■ ACTION ITEM ■
Nothing but an exact reproduction of the records, pictures excluded, should be returned.

■ MATERIAL SHOWN ■

----------------

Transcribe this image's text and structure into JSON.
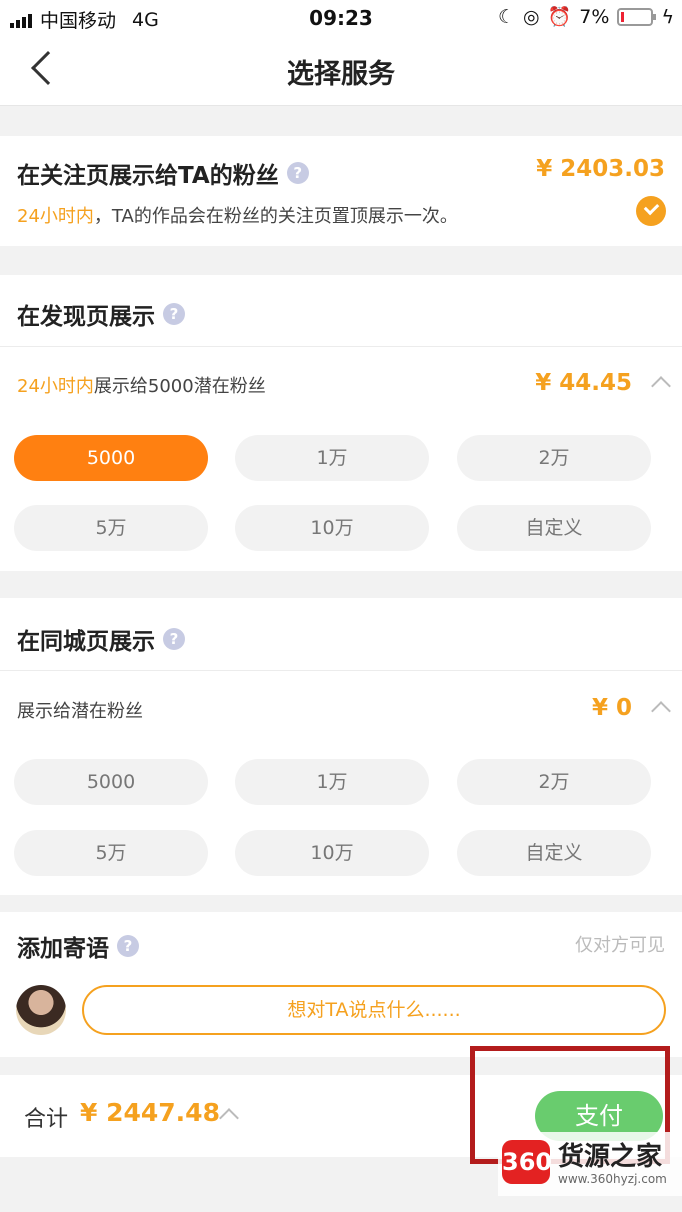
{
  "status_bar": {
    "carrier": "中国移动",
    "network": "4G",
    "time": "09:23",
    "battery": "7%"
  },
  "nav": {
    "title": "选择服务"
  },
  "follow_section": {
    "title": "在关注页展示给TA的粉丝",
    "help": "?",
    "price": "¥ 2403.03",
    "desc_highlight": "24小时内",
    "desc_rest": "，TA的作品会在粉丝的关注页置顶展示一次。",
    "selected": true
  },
  "discover_section": {
    "title": "在发现页展示",
    "help": "?",
    "sub_highlight": "24小时内",
    "sub_rest": "展示给5000潜在粉丝",
    "price": "¥ 44.45",
    "options": [
      "5000",
      "1万",
      "2万",
      "5万",
      "10万",
      "自定义"
    ],
    "selected_index": 0
  },
  "city_section": {
    "title": "在同城页展示",
    "help": "?",
    "sub": "展示给潜在粉丝",
    "price": "¥ 0",
    "options": [
      "5000",
      "1万",
      "2万",
      "5万",
      "10万",
      "自定义"
    ]
  },
  "message_section": {
    "title": "添加寄语",
    "help": "?",
    "visibility": "仅对方可见",
    "placeholder": "想对TA说点什么......"
  },
  "bottom": {
    "total_label": "合计",
    "total_price": "¥ 2447.48",
    "pay_label": "支付"
  },
  "watermark": {
    "logo": "360",
    "name": "货源之家",
    "url": "www.360hyzj.com"
  },
  "colors": {
    "accent": "#f5a11f",
    "active_pill": "#ff8011",
    "pay": "#69cc6e",
    "highlight_box": "#b31c1c"
  }
}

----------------

■ COMPLETED EXERCISE ■
Transcribe this image's text and structure into JSON.
{
  "status_bar": {
    "carrier": "中国移动",
    "network": "4G",
    "time": "09:23",
    "battery": "7%"
  },
  "nav": {
    "title": "选择服务"
  },
  "follow_section": {
    "title": "在关注页展示给TA的粉丝",
    "help": "?",
    "price": "¥ 2403.03",
    "desc_highlight": "24小时内",
    "desc_rest": "，TA的作品会在粉丝的关注页置顶展示一次。",
    "selected": true
  },
  "discover_section": {
    "title": "在发现页展示",
    "help": "?",
    "sub_highlight": "24小时内",
    "sub_rest": "展示给5000潜在粉丝",
    "price": "¥ 44.45",
    "options": [
      "5000",
      "1万",
      "2万",
      "5万",
      "10万",
      "自定义"
    ],
    "selected_index": 0
  },
  "city_section": {
    "title": "在同城页展示",
    "help": "?",
    "sub": "展示给潜在粉丝",
    "price": "¥ 0",
    "options": [
      "5000",
      "1万",
      "2万",
      "5万",
      "10万",
      "自定义"
    ]
  },
  "message_section": {
    "title": "添加寄语",
    "help": "?",
    "visibility": "仅对方可见",
    "placeholder": "想对TA说点什么......"
  },
  "bottom": {
    "total_label": "合计",
    "total_price": "¥ 2447.48",
    "pay_label": "支付"
  },
  "watermark": {
    "logo": "360",
    "name": "货源之家",
    "url": "www.360hyzj.com"
  },
  "colors": {
    "accent": "#f5a11f",
    "active_pill": "#ff8011",
    "pay": "#69cc6e",
    "highlight_box": "#b31c1c"
  }
}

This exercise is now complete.